++++ Material supplied

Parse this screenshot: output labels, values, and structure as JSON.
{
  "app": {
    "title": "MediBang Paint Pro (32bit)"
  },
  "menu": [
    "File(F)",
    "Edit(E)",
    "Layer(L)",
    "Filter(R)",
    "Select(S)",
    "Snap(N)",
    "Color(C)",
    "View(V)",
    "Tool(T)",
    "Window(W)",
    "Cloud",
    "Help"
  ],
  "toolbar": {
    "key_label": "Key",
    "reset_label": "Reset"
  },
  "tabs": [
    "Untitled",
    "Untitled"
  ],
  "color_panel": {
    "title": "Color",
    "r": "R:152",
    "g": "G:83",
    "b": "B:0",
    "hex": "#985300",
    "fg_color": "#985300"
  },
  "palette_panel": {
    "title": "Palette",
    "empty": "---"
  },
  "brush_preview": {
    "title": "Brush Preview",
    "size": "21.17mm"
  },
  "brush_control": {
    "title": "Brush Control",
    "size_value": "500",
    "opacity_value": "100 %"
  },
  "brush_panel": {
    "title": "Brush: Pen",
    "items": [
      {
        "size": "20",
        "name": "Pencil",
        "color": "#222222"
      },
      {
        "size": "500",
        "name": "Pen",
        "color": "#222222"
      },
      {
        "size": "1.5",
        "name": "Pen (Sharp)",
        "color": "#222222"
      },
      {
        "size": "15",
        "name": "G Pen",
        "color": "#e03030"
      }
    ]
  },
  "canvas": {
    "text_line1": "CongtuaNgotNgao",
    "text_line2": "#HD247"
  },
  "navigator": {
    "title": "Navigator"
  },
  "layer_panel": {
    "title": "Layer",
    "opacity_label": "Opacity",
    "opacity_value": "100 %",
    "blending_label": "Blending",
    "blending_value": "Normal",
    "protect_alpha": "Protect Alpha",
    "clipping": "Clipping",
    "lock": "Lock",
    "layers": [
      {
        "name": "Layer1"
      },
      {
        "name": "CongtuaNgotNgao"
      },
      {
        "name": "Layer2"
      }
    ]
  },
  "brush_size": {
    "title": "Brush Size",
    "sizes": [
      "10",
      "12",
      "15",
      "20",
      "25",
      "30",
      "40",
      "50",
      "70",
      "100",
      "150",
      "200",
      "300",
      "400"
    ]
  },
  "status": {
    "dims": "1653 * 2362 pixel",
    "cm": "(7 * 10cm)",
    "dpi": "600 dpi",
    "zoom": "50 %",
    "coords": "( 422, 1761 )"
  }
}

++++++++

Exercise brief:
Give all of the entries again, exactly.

Answer for this exercise:
Parse this screenshot: output labels, values, and structure as JSON.
{
  "app": {
    "title": "MediBang Paint Pro (32bit)"
  },
  "menu": [
    "File(F)",
    "Edit(E)",
    "Layer(L)",
    "Filter(R)",
    "Select(S)",
    "Snap(N)",
    "Color(C)",
    "View(V)",
    "Tool(T)",
    "Window(W)",
    "Cloud",
    "Help"
  ],
  "toolbar": {
    "key_label": "Key",
    "reset_label": "Reset"
  },
  "tabs": [
    "Untitled",
    "Untitled"
  ],
  "color_panel": {
    "title": "Color",
    "r": "R:152",
    "g": "G:83",
    "b": "B:0",
    "hex": "#985300",
    "fg_color": "#985300"
  },
  "palette_panel": {
    "title": "Palette",
    "empty": "---"
  },
  "brush_preview": {
    "title": "Brush Preview",
    "size": "21.17mm"
  },
  "brush_control": {
    "title": "Brush Control",
    "size_value": "500",
    "opacity_value": "100 %"
  },
  "brush_panel": {
    "title": "Brush: Pen",
    "items": [
      {
        "size": "20",
        "name": "Pencil",
        "color": "#222222"
      },
      {
        "size": "500",
        "name": "Pen",
        "color": "#222222"
      },
      {
        "size": "1.5",
        "name": "Pen (Sharp)",
        "color": "#222222"
      },
      {
        "size": "15",
        "name": "G Pen",
        "color": "#e03030"
      }
    ]
  },
  "canvas": {
    "text_line1": "CongtuaNgotNgao",
    "text_line2": "#HD247"
  },
  "navigator": {
    "title": "Navigator"
  },
  "layer_panel": {
    "title": "Layer",
    "opacity_label": "Opacity",
    "opacity_value": "100 %",
    "blending_label": "Blending",
    "blending_value": "Normal",
    "protect_alpha": "Protect Alpha",
    "clipping": "Clipping",
    "lock": "Lock",
    "layers": [
      {
        "name": "Layer1"
      },
      {
        "name": "CongtuaNgotNgao"
      },
      {
        "name": "Layer2"
      }
    ]
  },
  "brush_size": {
    "title": "Brush Size",
    "sizes": [
      "10",
      "12",
      "15",
      "20",
      "25",
      "30",
      "40",
      "50",
      "70",
      "100",
      "150",
      "200",
      "300",
      "400"
    ]
  },
  "status": {
    "dims": "1653 * 2362 pixel",
    "cm": "(7 * 10cm)",
    "dpi": "600 dpi",
    "zoom": "50 %",
    "coords": "( 422, 1761 )"
  }
}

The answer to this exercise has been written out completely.